By now you’ve heard all about it: Technology is changing the way people work. That’s true across all industries and workplaces, whether it’s the floor of a manufacturing facility or the office space of an insurance company.
Property tax management is no exception. Currently, a digital transformation is underway, giving property tax teams new and better ways to provide value to their organizations, become more efficient, and spend less money. It comes at a time when organizations are under increased scrutiny to compete with emerging, often global, competitors. Those teams willing to embrace advanced tax technology tools will be better positioned to meet the challenges that lie ahead.
The Future Of Tax & Technology: Changing The Distribution Of Work
One of the primary ways in which emerging technologies will impact property tax teams is in the solutions they use to perform the required activities and manage the tax cycle.
Much of property tax revolves around manual, repetitive work, including data entry, data verification, and report generation. When highly paid tax professionals spend time doing data entry work, that leaves less time for activities that deliver greater value, such as managing tax risk, looking for tax reductions, and finding opportunities to appeal unfair assessments. Having alternative, accurate ways to handle data extraction and data entry will be essential for the high-performing tax departments of the future.
Robotic Process Automation: The Programmable Robot
One of the tax technology advancements that lifts the burden of manual data tasks is robotic process automation (RPA). Many property tax professionals use legacy data systems for asset management and report generation, performing the same tasks repeatedly, the same way every time. They click the same buttons to generate reports, for instance, or follow a set series of actions to retrieve a list of assets.
Manual, repetitive tasks like these can be automated thanks to RPA. It’s a type of software that can mimic physical activity tasks—essentially, any type of task that doesn’t require knowledge or human understanding. RPA could be used for a number of property tax processes, including data validation (checking a list of fixed assets against the information in a general ledger, for instance) and data entry (inputting data into a tax return application).
Case studies have shown that organizations using RPA have experienced a return on investment ranging from 30% to 200% in the first year of use. But the other benefits are equally important: more time for staff members to focus on activities that provide greater return (like predictive analytics and tax planning), greater accuracy in data handling, and higher levels of job satisfaction among tax teams. RPA also solves the challenges associated with pulling data from various non-integrated systems—a time-consuming, tedious task faced by many organizations.
Want to know more? Find out about other advanced tax technology tools your property tax team can start using today by downloading our free white paper, The State Of Property Tax Technology: 2018-2020.

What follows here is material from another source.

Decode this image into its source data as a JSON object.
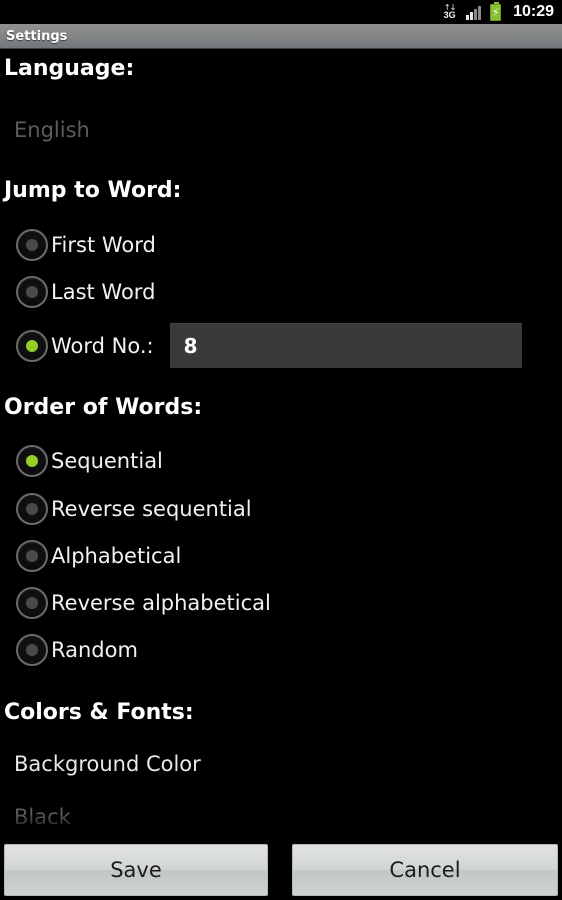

Emerging technologies are already impacting all aspects of property tax management, from workers to processes to software solutions. RPA is just one example of using innovation to get ahead, but there are many other opportunities for property tax professionals to work smarter using fewer resources. To read about technology your team can start taking advantage of today, download our free white paper, The State Of Property Tax Technology: 2018-2020.